Microsoft has built its Surface hardware line into a successful, billion dollar business that contributes meaningfully to the company’s bottom line. In the latest quarter, Surface revenue was up 32% year-over-year.
The key product in that lineup and the one that started it all is the Surface Pro tablet. But it’s big, expensive and aimed at professional users.
Can the New Surface help Microsoft Stock?
A report in Bloomberg says that Microsoft is going to release a new Surface tablet in the second half of this year that’s aimed at the consumer market. It will be smaller and lighter than the Surface Pro, with a 10-inch display and rounded edges. And most important (at least if it’s going to take on the latest $329 iPad) it’s a cheaper Surface tablet, with a price starting at $400.
It would continue to use an Intel Corporation (NASDAQ:INTC) CPU and run Windows 10. Accessories like a keyboard cover and stylus will be offered, but priced lower than the Surface Pro versions.
Wait, Haven’t We Been Here Before…?
If this scheme sounds more than a little familiar, it should. Microsoft has played the cheaper Surface card multiple times in the past, with little success. In fact, its first attempt was a disaster.
Remember the Surface RT? The $499 tablet was released in 2012 as a smaller, cheaper and consumer-friendly alternative to the Surface Pro. It tanked. In 2013, Microsoft stock dropped 12% in one day after it wrote off $900 million in unsold Surface RT inventory.
After the Surface RT debacle came the Surface 2 and Surface 3. Neither did particularly well and Microsoft quietly discontinued the Surface 3 in 2016.
Why Another New Surface Tablet?
There are three big reasons why Microsoft is going to try yet again with a cheaper Surface tablet.
The first is those resurgent iPad sales. In Q3 2017, Apple marked the first quarterly uptick in iPad sales since 2014. With its latest iPad model in the mix, revenue for the division was up 6% again in the latest quarter. Clearly, there is still a market for consumer tablets, and not just ultra-cheap versions like Amazon.com’s (NASDAQ:AMZN) Fire tablets.
The second is the surging Surface division revenue. With Surface sales up in a meaningful way, Microsoft may be feeling that consumers are buying into its hardware plans. Now may be the time to broaden that product lineup, boost Surface revenue further and make the division a bigger part of Microsoft stock.
The final reason is that it’s currently a relatively expensive proposition to buy a Surface product. Out of all of Microsoft’s tablets, laptops and its Surface Studio all-in-one PC, the cheapest option is the $799 entry level Surface Pro.
With a new Surface tablet starting at $400, Microsoft will have a Surface product that offers Windows 10 functionality, but is priced affordably for students and casual tablet shoppers.
Will a Cheaper Surface Work This Time?
Despite stronger iPad sales and the growth in Surface division revenue, the new Surface tablet is still a risky proposition. A Windows tablet is not the same as an iPad when it comes to casual use. It lacks the simplicity of use and the millions of App Store offerings.

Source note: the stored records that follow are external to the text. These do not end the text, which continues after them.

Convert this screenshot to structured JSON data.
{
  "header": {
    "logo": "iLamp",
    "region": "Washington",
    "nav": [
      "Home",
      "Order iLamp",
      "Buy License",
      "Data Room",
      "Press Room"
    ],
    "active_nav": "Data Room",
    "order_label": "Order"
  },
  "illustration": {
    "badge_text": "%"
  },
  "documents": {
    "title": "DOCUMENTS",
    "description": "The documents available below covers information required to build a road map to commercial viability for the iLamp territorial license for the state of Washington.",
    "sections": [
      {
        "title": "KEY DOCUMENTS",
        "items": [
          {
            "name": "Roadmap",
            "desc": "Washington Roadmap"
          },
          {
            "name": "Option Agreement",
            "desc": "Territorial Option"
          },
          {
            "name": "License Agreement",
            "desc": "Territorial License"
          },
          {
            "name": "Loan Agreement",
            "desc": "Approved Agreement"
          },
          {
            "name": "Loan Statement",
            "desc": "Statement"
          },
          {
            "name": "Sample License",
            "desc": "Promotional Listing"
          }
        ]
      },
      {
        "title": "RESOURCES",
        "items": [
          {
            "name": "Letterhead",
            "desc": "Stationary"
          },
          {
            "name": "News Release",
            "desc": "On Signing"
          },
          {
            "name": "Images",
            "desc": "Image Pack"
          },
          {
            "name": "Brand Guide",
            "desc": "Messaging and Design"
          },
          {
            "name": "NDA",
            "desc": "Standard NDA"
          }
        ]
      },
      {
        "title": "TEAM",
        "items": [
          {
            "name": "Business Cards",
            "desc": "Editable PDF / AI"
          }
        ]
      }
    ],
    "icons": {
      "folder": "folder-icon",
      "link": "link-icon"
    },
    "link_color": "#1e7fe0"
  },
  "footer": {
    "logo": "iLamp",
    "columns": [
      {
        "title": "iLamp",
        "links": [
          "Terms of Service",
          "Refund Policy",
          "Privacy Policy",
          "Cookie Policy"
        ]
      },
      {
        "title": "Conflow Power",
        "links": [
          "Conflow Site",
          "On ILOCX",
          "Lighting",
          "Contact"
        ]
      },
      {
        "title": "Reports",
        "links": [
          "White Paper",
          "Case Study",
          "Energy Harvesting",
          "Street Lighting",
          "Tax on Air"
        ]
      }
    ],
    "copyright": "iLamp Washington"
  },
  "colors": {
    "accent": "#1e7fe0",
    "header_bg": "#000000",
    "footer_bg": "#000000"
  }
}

The new Surface tablet would also be priced $70 higher than the new Apple iPad. As a productivity tool, it has the Windows 10 advantage of being able to run Windows software, but a 10-inch display is limiting and a $400 tablet is going to have a modest CPU that limits what software can be run effectively.
According to Bloomberg (Microsoft is not commenting), we will find out in the second half of the year whether the new Surface tablet finally does the trick for Microsoft, or slides into obscurity like the Surface 2 and Surface 3. Or in an unlikely, worst case scenario tanks Microsoft stock as a Surface RT level bomb.
As of this writing, Brad Moon did not hold a position in any of the aforementioned securities.